Compassionate conservatism is a new political force in the land, sweeping the grassroots of people of all faiths, races, and ethnicities. In its parts it offers solutions to many of our most intractable problems; in its whole it is nothing less than an innovative philosophy of government. No author is more qualified to explain its power and promise than Marvin Olasky, described by The New York Times as "the godfather of compassionate conservatism."
Compassionate conservatism offers a new paradigm for how the government can and should intervene in the economy. It begins with a long-lost premise about human behavior: economics, by itself, is not what changes lives. Only faith, and deeply held beliefs, can do that. For decades government has focused only on material well-being, ignoring the passions and convictions that make life worth living. What is conservative about the new movement is that its leaders also know that government cannot instill these beliefs. What it can do is help them flourish. It can give aid, inspiration, and direction to America's natural "armies of compassion" that have been a hallmark of our history since the founding.
Compassionate conservatism offers a way to transcend the root problems that currently oppress too many deserving Americans. It offers a unique vision of the triangular relationship between the state, our many churches, and our tens of thousands of charities. It is a true reinvention of welfare, a wholesale revolution in the welfare state, and a redefinition of the social safety net.
In Compassionate Conservatism Marvin Olasky takes us on a road trip with his son, Daniel, across the country, showing exactly how the new movement is unfolding. Along the way, he offers a set of principles, and a brief tour through history to show that these are not so much radically new ideas as rediscoveries of long-lost wisdom. Read this book for a blueprint of the future of politics and welfare in America.

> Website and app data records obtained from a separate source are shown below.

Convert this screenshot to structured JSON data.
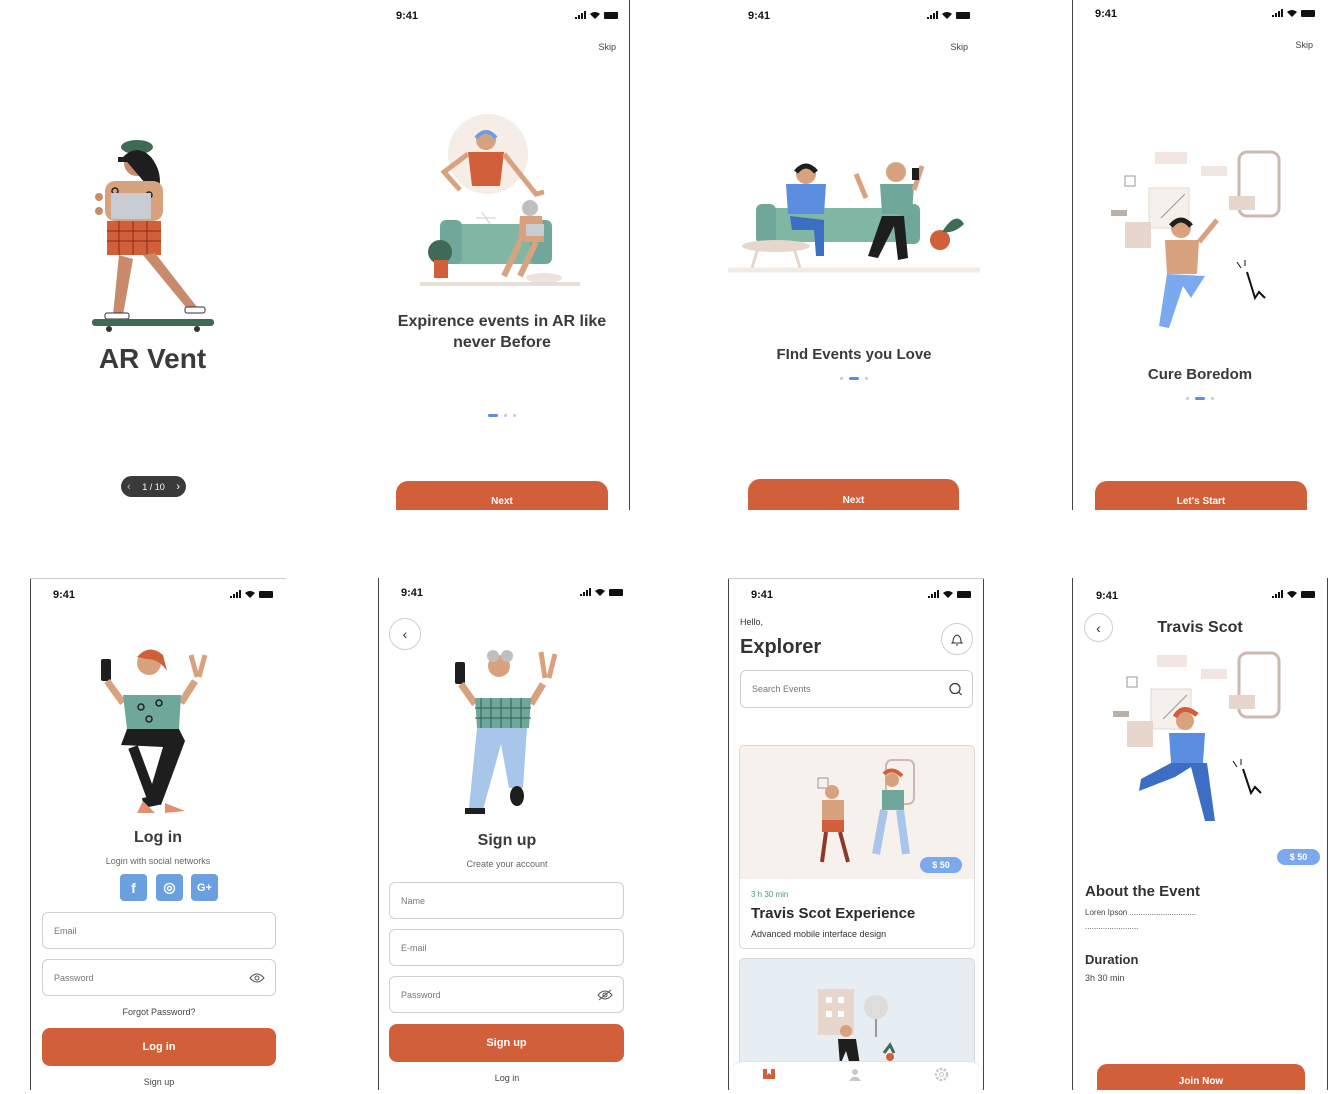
{
  "status_time": "9:41",
  "splash": {
    "title": "AR Vent",
    "pager": "1 / 10"
  },
  "onboarding": [
    {
      "title": "Expirence events in AR like never Before",
      "skip": "Skip",
      "cta": "Next"
    },
    {
      "title": "FInd Events you Love",
      "skip": "Skip",
      "cta": "Next"
    },
    {
      "title": "Cure Boredom",
      "skip": "Skip",
      "cta": "Let's Start"
    }
  ],
  "login": {
    "title": "Log in",
    "subtitle": "Login with social networks",
    "social": [
      "f",
      "◎",
      "G+"
    ],
    "email_placeholder": "Email",
    "password_placeholder": "Password",
    "forgot": "Forgot Password?",
    "cta": "Log in",
    "alt_link": "Sign up"
  },
  "signup": {
    "title": "Sign up",
    "subtitle": "Create your account",
    "name_placeholder": "Name",
    "email_placeholder": "E-mail",
    "password_placeholder": "Password",
    "cta": "Sign up",
    "alt_link": "Log in"
  },
  "explore": {
    "greeting": "Hello,",
    "name": "Explorer",
    "search_placeholder": "Search Events",
    "event": {
      "price": "$ 50",
      "duration": "3 h 30 min",
      "title": "Travis Scot Experience",
      "description": "Advanced mobile interface design"
    },
    "tabs": [
      "ticket-icon",
      "user-icon",
      "settings-icon"
    ]
  },
  "detail": {
    "title": "Travis Scot",
    "price": "$ 50",
    "about_heading": "About the Event",
    "about_text_1": "Loren Ipson ..............................",
    "about_text_2": "........................",
    "duration_heading": "Duration",
    "duration_value": "3h 30 min",
    "cta": "Join Now"
  },
  "colors": {
    "accent": "#d1603a",
    "blue": "#7aa9ee",
    "green": "#6fa89a"
  }
}
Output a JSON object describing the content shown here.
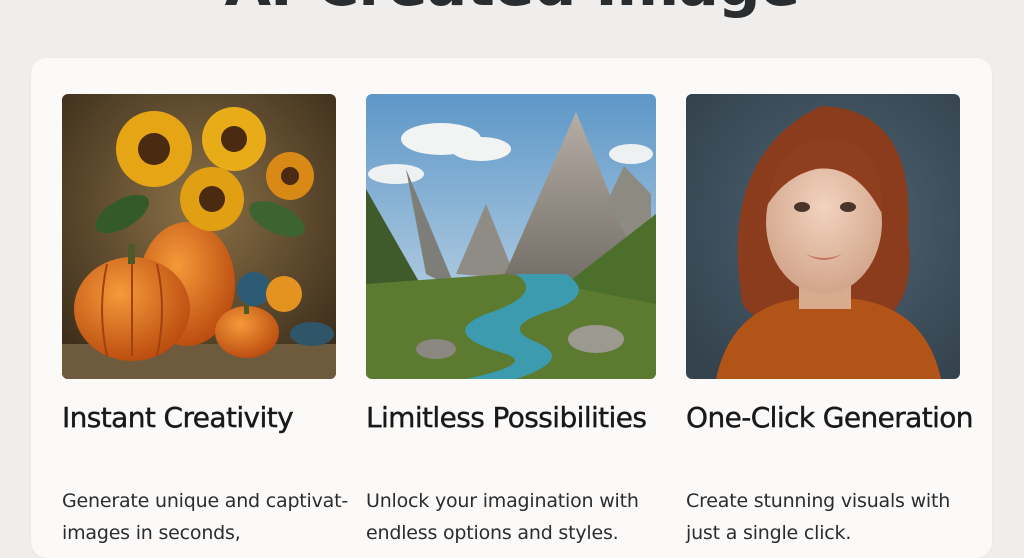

"Compassionate conservatism" is a phrase used by Texas governor and Republican presidential candidate George W. Bush, but he didn't originate it. Credit for that goes to his advisor Olasky, who, in his 1992 book The Tragedy of American Compassion, proposed that the needs of the poor and uneducated could be better met through the efforts of local, faith-based organizations than through a big, bureaucratic social-welfare machine. As Olasky explains in this manifesto, compassionate conservatism requires looking behind the overt problems of poverty, illiteracy and drug-addiction to address the structures that sustain them--they must "bring civil society back to the inner city." Olasky describes his travels across the country visiting faith-based local groups that have made a difference. The centerpiece of his tour is Indianapolis, where a coalition of churches, businesses and civic organizations has developed partnerships to transform inner-city neighborhoods block by block. Olasky, who edits the Christian news magazine World, argues that faith is an essential part of the process (and to those who object, he responds that the words "separation of church and state" do not appear in the First Amendment). He even proposes the creation of a White House office of advocacy for faith-based organizations imbued with "the rock-like faith of someone who believes that Christ changes lives." His partisan and sure-to-be-controversial primer opens with a foreword by Bush and closes with Bush's July 1999 speech defining compassionate conservatism, in which he promised, if elected president, to allow religious, as well as nonsectarian, groups to compete to provide services on federal, state and local levels.